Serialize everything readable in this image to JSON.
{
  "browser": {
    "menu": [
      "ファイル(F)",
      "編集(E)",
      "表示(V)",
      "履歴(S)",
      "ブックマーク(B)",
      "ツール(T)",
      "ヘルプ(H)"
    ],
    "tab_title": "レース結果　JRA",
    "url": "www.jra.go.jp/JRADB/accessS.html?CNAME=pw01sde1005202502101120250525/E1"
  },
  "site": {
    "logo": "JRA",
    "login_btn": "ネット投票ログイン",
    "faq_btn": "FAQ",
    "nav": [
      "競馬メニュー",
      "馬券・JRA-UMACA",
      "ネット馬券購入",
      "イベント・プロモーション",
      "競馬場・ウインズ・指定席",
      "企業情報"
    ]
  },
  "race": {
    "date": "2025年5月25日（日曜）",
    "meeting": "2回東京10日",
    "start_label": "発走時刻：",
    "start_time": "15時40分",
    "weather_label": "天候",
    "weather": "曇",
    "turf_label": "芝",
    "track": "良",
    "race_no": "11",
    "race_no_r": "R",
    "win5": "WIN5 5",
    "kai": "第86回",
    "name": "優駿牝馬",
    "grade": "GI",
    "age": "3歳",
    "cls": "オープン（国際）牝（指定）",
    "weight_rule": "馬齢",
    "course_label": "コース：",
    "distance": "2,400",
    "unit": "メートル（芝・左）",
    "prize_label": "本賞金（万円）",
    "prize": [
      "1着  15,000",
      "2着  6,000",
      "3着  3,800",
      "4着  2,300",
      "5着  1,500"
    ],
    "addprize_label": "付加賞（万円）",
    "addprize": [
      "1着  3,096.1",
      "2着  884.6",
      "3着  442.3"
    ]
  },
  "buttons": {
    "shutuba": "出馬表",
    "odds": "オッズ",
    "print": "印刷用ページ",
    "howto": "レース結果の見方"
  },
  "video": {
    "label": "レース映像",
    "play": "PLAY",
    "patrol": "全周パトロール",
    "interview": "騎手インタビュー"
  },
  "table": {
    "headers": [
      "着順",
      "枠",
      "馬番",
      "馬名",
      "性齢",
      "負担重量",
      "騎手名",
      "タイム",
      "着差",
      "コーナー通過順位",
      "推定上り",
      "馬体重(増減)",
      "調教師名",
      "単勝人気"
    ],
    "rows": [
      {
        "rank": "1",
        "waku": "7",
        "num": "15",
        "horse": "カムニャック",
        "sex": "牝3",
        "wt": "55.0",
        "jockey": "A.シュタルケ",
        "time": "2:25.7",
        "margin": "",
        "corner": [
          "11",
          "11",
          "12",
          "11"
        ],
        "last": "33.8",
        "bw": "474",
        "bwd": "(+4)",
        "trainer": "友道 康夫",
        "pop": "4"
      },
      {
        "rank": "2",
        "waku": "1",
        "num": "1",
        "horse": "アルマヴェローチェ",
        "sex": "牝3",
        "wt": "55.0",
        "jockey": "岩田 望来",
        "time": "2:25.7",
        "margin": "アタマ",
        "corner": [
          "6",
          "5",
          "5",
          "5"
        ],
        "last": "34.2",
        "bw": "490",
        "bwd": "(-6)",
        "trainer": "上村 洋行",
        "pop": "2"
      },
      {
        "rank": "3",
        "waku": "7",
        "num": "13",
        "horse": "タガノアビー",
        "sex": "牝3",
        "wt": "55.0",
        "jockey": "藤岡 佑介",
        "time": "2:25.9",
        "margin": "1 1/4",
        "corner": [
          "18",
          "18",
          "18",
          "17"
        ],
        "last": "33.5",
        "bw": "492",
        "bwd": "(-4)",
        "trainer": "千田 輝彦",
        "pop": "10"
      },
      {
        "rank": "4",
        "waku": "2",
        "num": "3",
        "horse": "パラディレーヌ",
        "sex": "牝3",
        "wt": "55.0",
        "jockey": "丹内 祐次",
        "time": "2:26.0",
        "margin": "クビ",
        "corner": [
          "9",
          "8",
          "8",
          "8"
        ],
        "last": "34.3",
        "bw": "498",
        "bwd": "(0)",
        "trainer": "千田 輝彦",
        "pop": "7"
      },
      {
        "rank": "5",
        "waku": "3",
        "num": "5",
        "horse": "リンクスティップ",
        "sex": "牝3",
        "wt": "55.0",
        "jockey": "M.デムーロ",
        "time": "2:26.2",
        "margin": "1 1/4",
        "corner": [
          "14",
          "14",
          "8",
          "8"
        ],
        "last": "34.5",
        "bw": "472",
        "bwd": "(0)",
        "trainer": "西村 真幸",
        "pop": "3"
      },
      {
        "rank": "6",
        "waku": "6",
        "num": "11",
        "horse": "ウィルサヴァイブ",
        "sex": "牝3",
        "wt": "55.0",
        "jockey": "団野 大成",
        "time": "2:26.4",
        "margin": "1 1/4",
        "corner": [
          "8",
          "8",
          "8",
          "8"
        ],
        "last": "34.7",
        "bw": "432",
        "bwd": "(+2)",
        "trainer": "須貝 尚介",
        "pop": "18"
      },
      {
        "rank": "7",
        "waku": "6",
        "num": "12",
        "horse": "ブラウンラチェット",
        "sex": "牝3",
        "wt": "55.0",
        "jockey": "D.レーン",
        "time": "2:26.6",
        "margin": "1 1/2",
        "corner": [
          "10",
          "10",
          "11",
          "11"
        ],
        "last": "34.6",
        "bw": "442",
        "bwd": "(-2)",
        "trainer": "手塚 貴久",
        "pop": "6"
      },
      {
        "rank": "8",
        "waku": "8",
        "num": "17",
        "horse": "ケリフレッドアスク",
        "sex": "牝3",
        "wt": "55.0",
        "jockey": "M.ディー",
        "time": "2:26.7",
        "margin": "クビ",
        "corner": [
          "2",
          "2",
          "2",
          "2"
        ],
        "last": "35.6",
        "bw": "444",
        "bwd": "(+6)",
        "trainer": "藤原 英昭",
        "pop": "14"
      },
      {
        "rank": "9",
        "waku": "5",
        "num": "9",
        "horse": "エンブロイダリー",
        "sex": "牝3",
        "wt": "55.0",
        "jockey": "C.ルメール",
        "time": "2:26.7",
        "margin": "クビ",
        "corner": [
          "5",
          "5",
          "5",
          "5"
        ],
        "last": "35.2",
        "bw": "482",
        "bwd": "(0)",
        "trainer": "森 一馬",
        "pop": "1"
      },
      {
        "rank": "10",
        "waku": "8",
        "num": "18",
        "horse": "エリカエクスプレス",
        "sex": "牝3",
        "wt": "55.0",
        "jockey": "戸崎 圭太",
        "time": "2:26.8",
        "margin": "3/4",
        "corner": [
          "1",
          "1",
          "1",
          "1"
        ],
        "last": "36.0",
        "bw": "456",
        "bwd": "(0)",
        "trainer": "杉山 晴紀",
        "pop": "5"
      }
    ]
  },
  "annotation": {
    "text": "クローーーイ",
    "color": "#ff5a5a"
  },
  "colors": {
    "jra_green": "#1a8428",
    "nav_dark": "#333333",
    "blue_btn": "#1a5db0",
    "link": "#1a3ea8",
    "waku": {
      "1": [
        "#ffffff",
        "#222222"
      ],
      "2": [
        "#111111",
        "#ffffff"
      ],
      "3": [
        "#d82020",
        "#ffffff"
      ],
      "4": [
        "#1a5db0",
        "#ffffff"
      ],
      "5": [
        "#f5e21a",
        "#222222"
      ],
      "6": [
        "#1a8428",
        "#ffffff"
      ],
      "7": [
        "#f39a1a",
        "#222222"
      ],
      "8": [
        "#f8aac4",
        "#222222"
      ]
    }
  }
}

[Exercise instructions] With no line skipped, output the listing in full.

[Solved problem]
Serialize everything readable in this image to JSON.
{
  "browser": {
    "menu": [
      "ファイル(F)",
      "編集(E)",
      "表示(V)",
      "履歴(S)",
      "ブックマーク(B)",
      "ツール(T)",
      "ヘルプ(H)"
    ],
    "tab_title": "レース結果　JRA",
    "url": "www.jra.go.jp/JRADB/accessS.html?CNAME=pw01sde1005202502101120250525/E1"
  },
  "site": {
    "logo": "JRA",
    "login_btn": "ネット投票ログイン",
    "faq_btn": "FAQ",
    "nav": [
      "競馬メニュー",
      "馬券・JRA-UMACA",
      "ネット馬券購入",
      "イベント・プロモーション",
      "競馬場・ウインズ・指定席",
      "企業情報"
    ]
  },
  "race": {
    "date": "2025年5月25日（日曜）",
    "meeting": "2回東京10日",
    "start_label": "発走時刻：",
    "start_time": "15時40分",
    "weather_label": "天候",
    "weather": "曇",
    "turf_label": "芝",
    "track": "良",
    "race_no": "11",
    "race_no_r": "R",
    "win5": "WIN5 5",
    "kai": "第86回",
    "name": "優駿牝馬",
    "grade": "GI",
    "age": "3歳",
    "cls": "オープン（国際）牝（指定）",
    "weight_rule": "馬齢",
    "course_label": "コース：",
    "distance": "2,400",
    "unit": "メートル（芝・左）",
    "prize_label": "本賞金（万円）",
    "prize": [
      "1着  15,000",
      "2着  6,000",
      "3着  3,800",
      "4着  2,300",
      "5着  1,500"
    ],
    "addprize_label": "付加賞（万円）",
    "addprize": [
      "1着  3,096.1",
      "2着  884.6",
      "3着  442.3"
    ]
  },
  "buttons": {
    "shutuba": "出馬表",
    "odds": "オッズ",
    "print": "印刷用ページ",
    "howto": "レース結果の見方"
  },
  "video": {
    "label": "レース映像",
    "play": "PLAY",
    "patrol": "全周パトロール",
    "interview": "騎手インタビュー"
  },
  "table": {
    "headers": [
      "着順",
      "枠",
      "馬番",
      "馬名",
      "性齢",
      "負担重量",
      "騎手名",
      "タイム",
      "着差",
      "コーナー通過順位",
      "推定上り",
      "馬体重(増減)",
      "調教師名",
      "単勝人気"
    ],
    "rows": [
      {
        "rank": "1",
        "waku": "7",
        "num": "15",
        "horse": "カムニャック",
        "sex": "牝3",
        "wt": "55.0",
        "jockey": "A.シュタルケ",
        "time": "2:25.7",
        "margin": "",
        "corner": [
          "11",
          "11",
          "12",
          "11"
        ],
        "last": "33.8",
        "bw": "474",
        "bwd": "(+4)",
        "trainer": "友道 康夫",
        "pop": "4"
      },
      {
        "rank": "2",
        "waku": "1",
        "num": "1",
        "horse": "アルマヴェローチェ",
        "sex": "牝3",
        "wt": "55.0",
        "jockey": "岩田 望来",
        "time": "2:25.7",
        "margin": "アタマ",
        "corner": [
          "6",
          "5",
          "5",
          "5"
        ],
        "last": "34.2",
        "bw": "490",
        "bwd": "(-6)",
        "trainer": "上村 洋行",
        "pop": "2"
      },
      {
        "rank": "3",
        "waku": "7",
        "num": "13",
        "horse": "タガノアビー",
        "sex": "牝3",
        "wt": "55.0",
        "jockey": "藤岡 佑介",
        "time": "2:25.9",
        "margin": "1 1/4",
        "corner": [
          "18",
          "18",
          "18",
          "17"
        ],
        "last": "33.5",
        "bw": "492",
        "bwd": "(-4)",
        "trainer": "千田 輝彦",
        "pop": "10"
      },
      {
        "rank": "4",
        "waku": "2",
        "num": "3",
        "horse": "パラディレーヌ",
        "sex": "牝3",
        "wt": "55.0",
        "jockey": "丹内 祐次",
        "time": "2:26.0",
        "margin": "クビ",
        "corner": [
          "9",
          "8",
          "8",
          "8"
        ],
        "last": "34.3",
        "bw": "498",
        "bwd": "(0)",
        "trainer": "千田 輝彦",
        "pop": "7"
      },
      {
        "rank": "5",
        "waku": "3",
        "num": "5",
        "horse": "リンクスティップ",
        "sex": "牝3",
        "wt": "55.0",
        "jockey": "M.デムーロ",
        "time": "2:26.2",
        "margin": "1 1/4",
        "corner": [
          "14",
          "14",
          "8",
          "8"
        ],
        "last": "34.5",
        "bw": "472",
        "bwd": "(0)",
        "trainer": "西村 真幸",
        "pop": "3"
      },
      {
        "rank": "6",
        "waku": "6",
        "num": "11",
        "horse": "ウィルサヴァイブ",
        "sex": "牝3",
        "wt": "55.0",
        "jockey": "団野 大成",
        "time": "2:26.4",
        "margin": "1 1/4",
        "corner": [
          "8",
          "8",
          "8",
          "8"
        ],
        "last": "34.7",
        "bw": "432",
        "bwd": "(+2)",
        "trainer": "須貝 尚介",
        "pop": "18"
      },
      {
        "rank": "7",
        "waku": "6",
        "num": "12",
        "horse": "ブラウンラチェット",
        "sex": "牝3",
        "wt": "55.0",
        "jockey": "D.レーン",
        "time": "2:26.6",
        "margin": "1 1/2",
        "corner": [
          "10",
          "10",
          "11",
          "11"
        ],
        "last": "34.6",
        "bw": "442",
        "bwd": "(-2)",
        "trainer": "手塚 貴久",
        "pop": "6"
      },
      {
        "rank": "8",
        "waku": "8",
        "num": "17",
        "horse": "ケリフレッドアスク",
        "sex": "牝3",
        "wt": "55.0",
        "jockey": "M.ディー",
        "time": "2:26.7",
        "margin": "クビ",
        "corner": [
          "2",
          "2",
          "2",
          "2"
        ],
        "last": "35.6",
        "bw": "444",
        "bwd": "(+6)",
        "trainer": "藤原 英昭",
        "pop": "14"
      },
      {
        "rank": "9",
        "waku": "5",
        "num": "9",
        "horse": "エンブロイダリー",
        "sex": "牝3",
        "wt": "55.0",
        "jockey": "C.ルメール",
        "time": "2:26.7",
        "margin": "クビ",
        "corner": [
          "5",
          "5",
          "5",
          "5"
        ],
        "last": "35.2",
        "bw": "482",
        "bwd": "(0)",
        "trainer": "森 一馬",
        "pop": "1"
      },
      {
        "rank": "10",
        "waku": "8",
        "num": "18",
        "horse": "エリカエクスプレス",
        "sex": "牝3",
        "wt": "55.0",
        "jockey": "戸崎 圭太",
        "time": "2:26.8",
        "margin": "3/4",
        "corner": [
          "1",
          "1",
          "1",
          "1"
        ],
        "last": "36.0",
        "bw": "456",
        "bwd": "(0)",
        "trainer": "杉山 晴紀",
        "pop": "5"
      }
    ]
  },
  "annotation": {
    "text": "クローーーイ",
    "color": "#ff5a5a"
  },
  "colors": {
    "jra_green": "#1a8428",
    "nav_dark": "#333333",
    "blue_btn": "#1a5db0",
    "link": "#1a3ea8",
    "waku": {
      "1": [
        "#ffffff",
        "#222222"
      ],
      "2": [
        "#111111",
        "#ffffff"
      ],
      "3": [
        "#d82020",
        "#ffffff"
      ],
      "4": [
        "#1a5db0",
        "#ffffff"
      ],
      "5": [
        "#f5e21a",
        "#222222"
      ],
      "6": [
        "#1a8428",
        "#ffffff"
      ],
      "7": [
        "#f39a1a",
        "#222222"
      ],
      "8": [
        "#f8aac4",
        "#222222"
      ]
    }
  }
}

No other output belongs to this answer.